Scan the records below. Copy every line in which the word "content" appears.
□ □ □ □ □ □ □
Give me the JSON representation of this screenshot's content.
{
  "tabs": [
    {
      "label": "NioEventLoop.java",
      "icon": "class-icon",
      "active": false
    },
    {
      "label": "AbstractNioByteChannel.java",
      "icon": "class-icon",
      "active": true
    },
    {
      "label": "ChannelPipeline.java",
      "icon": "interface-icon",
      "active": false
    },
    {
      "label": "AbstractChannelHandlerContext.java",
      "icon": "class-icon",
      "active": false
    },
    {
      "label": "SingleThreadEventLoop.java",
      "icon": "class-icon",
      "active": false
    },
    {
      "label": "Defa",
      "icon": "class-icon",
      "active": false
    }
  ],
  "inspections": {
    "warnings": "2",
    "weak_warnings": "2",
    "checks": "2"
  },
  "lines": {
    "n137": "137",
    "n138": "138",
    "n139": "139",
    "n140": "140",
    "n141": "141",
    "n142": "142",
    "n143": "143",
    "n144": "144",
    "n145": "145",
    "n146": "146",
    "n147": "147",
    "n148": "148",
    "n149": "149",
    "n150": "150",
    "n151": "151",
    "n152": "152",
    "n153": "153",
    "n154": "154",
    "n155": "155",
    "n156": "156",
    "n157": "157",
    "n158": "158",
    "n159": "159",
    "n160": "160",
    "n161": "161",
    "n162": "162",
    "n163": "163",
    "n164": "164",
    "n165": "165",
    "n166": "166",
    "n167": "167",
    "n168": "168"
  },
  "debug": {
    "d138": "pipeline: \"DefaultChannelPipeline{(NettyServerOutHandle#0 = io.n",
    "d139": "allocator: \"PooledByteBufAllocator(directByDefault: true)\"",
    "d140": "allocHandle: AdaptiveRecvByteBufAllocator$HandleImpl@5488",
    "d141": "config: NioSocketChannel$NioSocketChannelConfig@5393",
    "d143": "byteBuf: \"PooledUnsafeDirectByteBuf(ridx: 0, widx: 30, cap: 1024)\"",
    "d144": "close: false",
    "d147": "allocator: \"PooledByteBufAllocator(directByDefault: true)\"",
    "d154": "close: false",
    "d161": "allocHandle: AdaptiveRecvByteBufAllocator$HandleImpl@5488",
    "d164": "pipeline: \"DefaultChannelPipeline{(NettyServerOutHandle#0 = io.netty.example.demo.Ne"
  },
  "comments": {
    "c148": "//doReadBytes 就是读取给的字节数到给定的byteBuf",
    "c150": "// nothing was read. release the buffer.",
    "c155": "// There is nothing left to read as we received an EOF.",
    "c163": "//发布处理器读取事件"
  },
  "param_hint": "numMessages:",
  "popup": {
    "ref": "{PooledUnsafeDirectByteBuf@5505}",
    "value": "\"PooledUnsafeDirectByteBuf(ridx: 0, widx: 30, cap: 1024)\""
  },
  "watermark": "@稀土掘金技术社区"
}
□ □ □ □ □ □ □
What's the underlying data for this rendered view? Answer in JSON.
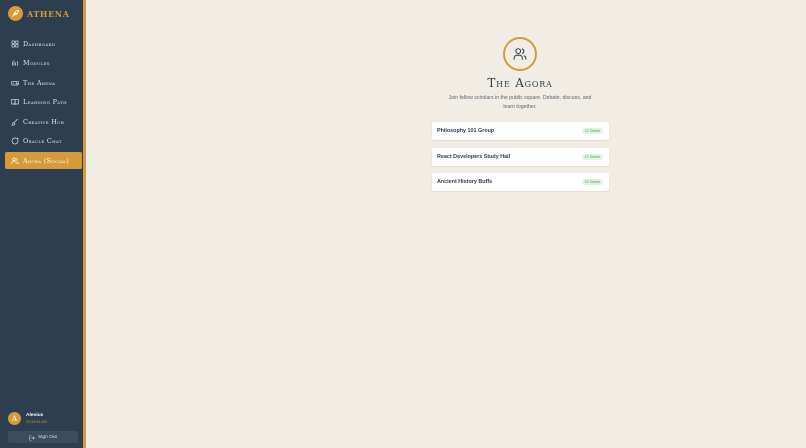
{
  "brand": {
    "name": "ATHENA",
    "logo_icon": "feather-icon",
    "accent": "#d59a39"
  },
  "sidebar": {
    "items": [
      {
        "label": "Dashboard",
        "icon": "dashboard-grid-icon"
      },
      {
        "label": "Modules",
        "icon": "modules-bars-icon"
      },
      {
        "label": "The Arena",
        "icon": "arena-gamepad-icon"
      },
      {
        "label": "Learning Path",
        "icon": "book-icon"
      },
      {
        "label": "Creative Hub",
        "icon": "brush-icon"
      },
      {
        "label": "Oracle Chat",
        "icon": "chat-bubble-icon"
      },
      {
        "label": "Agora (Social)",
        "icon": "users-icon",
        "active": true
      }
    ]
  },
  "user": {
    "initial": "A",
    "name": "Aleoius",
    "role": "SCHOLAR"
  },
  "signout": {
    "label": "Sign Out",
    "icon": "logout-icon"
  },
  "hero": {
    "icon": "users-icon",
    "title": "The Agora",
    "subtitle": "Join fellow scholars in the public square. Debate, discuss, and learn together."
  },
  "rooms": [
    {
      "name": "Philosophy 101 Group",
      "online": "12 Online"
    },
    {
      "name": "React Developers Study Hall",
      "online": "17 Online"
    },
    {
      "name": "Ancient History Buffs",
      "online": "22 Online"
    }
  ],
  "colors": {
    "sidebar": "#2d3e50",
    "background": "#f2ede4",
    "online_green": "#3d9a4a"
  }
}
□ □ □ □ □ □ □
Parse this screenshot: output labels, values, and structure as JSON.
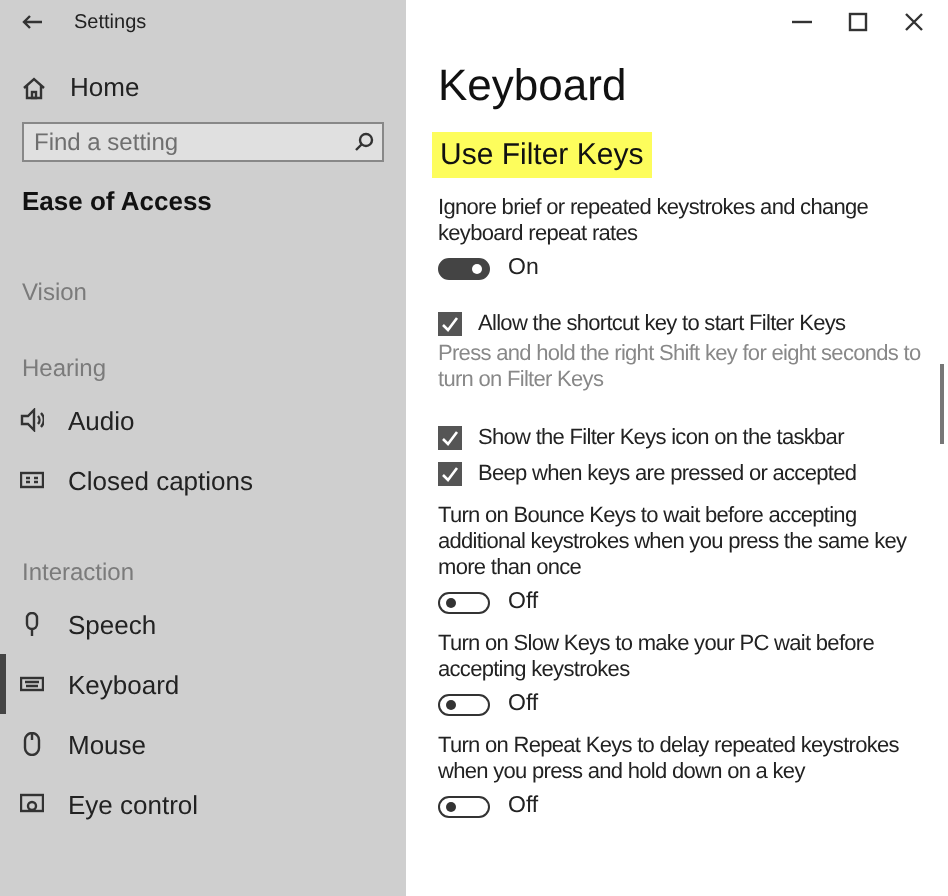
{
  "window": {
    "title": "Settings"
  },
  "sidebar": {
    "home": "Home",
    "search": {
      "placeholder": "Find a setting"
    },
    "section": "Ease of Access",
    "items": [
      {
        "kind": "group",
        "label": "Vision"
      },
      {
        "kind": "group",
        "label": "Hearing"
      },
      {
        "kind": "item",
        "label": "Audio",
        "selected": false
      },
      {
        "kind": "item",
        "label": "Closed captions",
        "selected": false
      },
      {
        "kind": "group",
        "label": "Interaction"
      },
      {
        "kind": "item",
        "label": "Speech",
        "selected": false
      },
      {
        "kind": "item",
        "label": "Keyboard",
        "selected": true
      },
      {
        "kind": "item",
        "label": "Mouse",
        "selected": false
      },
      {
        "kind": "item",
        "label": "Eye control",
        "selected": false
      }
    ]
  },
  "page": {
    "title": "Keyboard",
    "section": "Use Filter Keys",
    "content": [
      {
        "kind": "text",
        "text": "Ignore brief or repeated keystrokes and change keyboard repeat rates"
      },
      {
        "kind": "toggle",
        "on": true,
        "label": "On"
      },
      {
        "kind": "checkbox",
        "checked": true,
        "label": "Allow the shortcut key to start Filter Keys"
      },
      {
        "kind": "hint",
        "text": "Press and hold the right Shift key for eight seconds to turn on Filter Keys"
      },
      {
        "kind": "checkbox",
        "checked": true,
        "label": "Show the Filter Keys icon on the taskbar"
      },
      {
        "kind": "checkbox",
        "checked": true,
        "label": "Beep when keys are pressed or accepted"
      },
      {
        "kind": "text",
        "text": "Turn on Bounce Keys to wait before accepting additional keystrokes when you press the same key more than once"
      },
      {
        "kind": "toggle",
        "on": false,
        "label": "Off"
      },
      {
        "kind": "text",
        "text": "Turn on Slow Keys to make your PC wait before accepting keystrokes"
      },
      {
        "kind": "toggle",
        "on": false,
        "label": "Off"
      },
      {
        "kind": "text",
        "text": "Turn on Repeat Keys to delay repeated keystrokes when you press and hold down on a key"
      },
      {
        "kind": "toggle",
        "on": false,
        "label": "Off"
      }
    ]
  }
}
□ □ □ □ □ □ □
_Response to the task:_
Give me the JSON representation of this screenshot's content.
    "content": [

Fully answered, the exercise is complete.